The price of morality. An analysis of personality, moral behaviour, and social rules in economic terms

T. Goessling

Research output: Contribution to journalArticleScientificpeer-review

Abstract

The focus of the present study was the rationality of moral behaviour and moral conviction. Assumptions like "morality pays" or "good ethics is good business" are not a priori right. Whether morality as personal conviction is also economically rational or not depends in large part on the institutional setting of a society and the likelihood that immoral behaviour will be sanctioned. The systematic approach to morality thus appears to be political economy and the institutional setting: rules and laws. However, the conditions for morality depend not only on the formal structures but also on the informal structures of rules and sanctions. Hence, the systematic approach to morality is most closely linked with the culture of a society; the efficiency of individual morality depends on social conditions. It is costly for individuals and societies to establish and entertain conditions that set clear incentives for moral behaviour. In this context, moral competencies, learning, and education play a crucial role.
Original languageEnglish
Pages (from-to)121-131
JournalJournal of Business Ethics
Volume45
Issue number1-2
Publication statusPublished - 2003

Fingerprint

morality
personality
economics
informal structure
sanction
rationality
social factors
Economics
Morality
Social Rules
Moral behavior
political economy
moral philosophy
incentive
efficiency
Law
society
learning
education
Society

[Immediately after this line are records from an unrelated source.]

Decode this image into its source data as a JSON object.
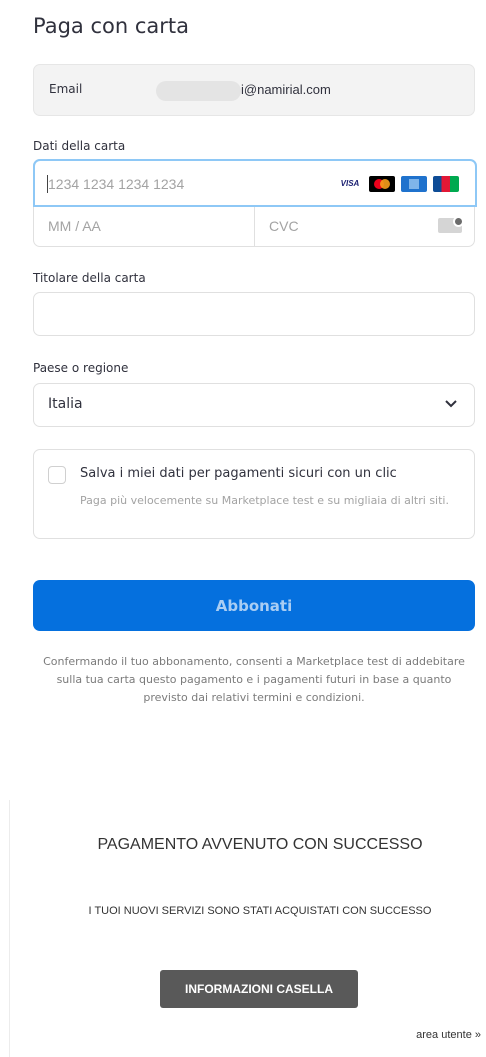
{
  "payment_form": {
    "title": "Paga con carta",
    "email": {
      "label": "Email",
      "value": "i@namirial.com"
    },
    "card": {
      "section_label": "Dati della carta",
      "number_placeholder": "1234 1234 1234 1234",
      "expiry_placeholder": "MM / AA",
      "cvc_placeholder": "CVC",
      "brand_visa": "VISA",
      "brands": [
        "visa-icon",
        "mastercard-icon",
        "amex-icon",
        "jcb-icon"
      ]
    },
    "cardholder": {
      "label": "Titolare della carta",
      "value": ""
    },
    "country": {
      "label": "Paese o regione",
      "selected": "Italia"
    },
    "save": {
      "title": "Salva i miei dati per pagamenti sicuri con un clic",
      "description": "Paga più velocemente su Marketplace test e su migliaia di altri siti.",
      "checked": false
    },
    "submit_label": "Abbonati",
    "terms": "Confermando il tuo abbonamento, consenti a Marketplace test di addebitare sulla tua carta questo pagamento e i pagamenti futuri in base a quanto previsto dai relativi termini e condizioni."
  },
  "success": {
    "title": "PAGAMENTO AVVENUTO CON SUCCESSO",
    "message": "I TUOI NUOVI SERVIZI SONO STATI ACQUISTATI CON SUCCESSO",
    "button_label": "INFORMAZIONI CASELLA",
    "link_label": "area utente »"
  },
  "colors": {
    "primary": "#0570de",
    "focus_border": "#8ec8f6",
    "dark_button": "#595959"
  }
}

Cite this

@article{251b375cb0dc4d47a4ed89616ef4a0df,
title = "The price of morality. An analysis of personality, moral behaviour, and social rules in economic terms",
abstract = "The focus of the present study was the rationality of moral behaviour and moral conviction. Assumptions like {"}morality pays{"} or {"}good ethics is good business{"} are not a priori right. Whether morality as personal conviction is also economically rational or not depends in large part on the institutional setting of a society and the likelihood that immoral behaviour will be sanctioned. The systematic approach to morality thus appears to be political economy and the institutional setting: rules and laws. However, the conditions for morality depend not only on the formal structures but also on the informal structures of rules and sanctions. Hence, the systematic approach to morality is most closely linked with the culture of a society; the efficiency of individual morality depends on social conditions. It is costly for individuals and societies to establish and entertain conditions that set clear incentives for moral behaviour. In this context, moral competencies, learning, and education play a crucial role.",
author = "T. Goessling",
year = "2003",
language = "English",
volume = "45",
pages = "121--131",
journal = "Journal of Business Ethics",
issn = "0167-4544",
publisher = "Springer Netherlands",
number = "1-2",

}

The price of morality. An analysis of personality, moral behaviour, and social rules in economic terms. / Goessling, T.

In: Journal of Business Ethics, Vol. 45, No. 1-2, 2003, p. 121-131.

Research output: Contribution to journalArticleScientificpeer-review

TY - JOUR

T1 - The price of morality. An analysis of personality, moral behaviour, and social rules in economic terms

AU - Goessling, T.

PY - 2003

Y1 - 2003

N2 - The focus of the present study was the rationality of moral behaviour and moral conviction. Assumptions like "morality pays" or "good ethics is good business" are not a priori right. Whether morality as personal conviction is also economically rational or not depends in large part on the institutional setting of a society and the likelihood that immoral behaviour will be sanctioned. The systematic approach to morality thus appears to be political economy and the institutional setting: rules and laws. However, the conditions for morality depend not only on the formal structures but also on the informal structures of rules and sanctions. Hence, the systematic approach to morality is most closely linked with the culture of a society; the efficiency of individual morality depends on social conditions. It is costly for individuals and societies to establish and entertain conditions that set clear incentives for moral behaviour. In this context, moral competencies, learning, and education play a crucial role.

AB - The focus of the present study was the rationality of moral behaviour and moral conviction. Assumptions like "morality pays" or "good ethics is good business" are not a priori right. Whether morality as personal conviction is also economically rational or not depends in large part on the institutional setting of a society and the likelihood that immoral behaviour will be sanctioned. The systematic approach to morality thus appears to be political economy and the institutional setting: rules and laws. However, the conditions for morality depend not only on the formal structures but also on the informal structures of rules and sanctions. Hence, the systematic approach to morality is most closely linked with the culture of a society; the efficiency of individual morality depends on social conditions. It is costly for individuals and societies to establish and entertain conditions that set clear incentives for moral behaviour. In this context, moral competencies, learning, and education play a crucial role.

M3 - Article

VL - 45

SP - 121

EP - 131

JO - Journal of Business Ethics

JF - Journal of Business Ethics

SN - 0167-4544

IS - 1-2

ER -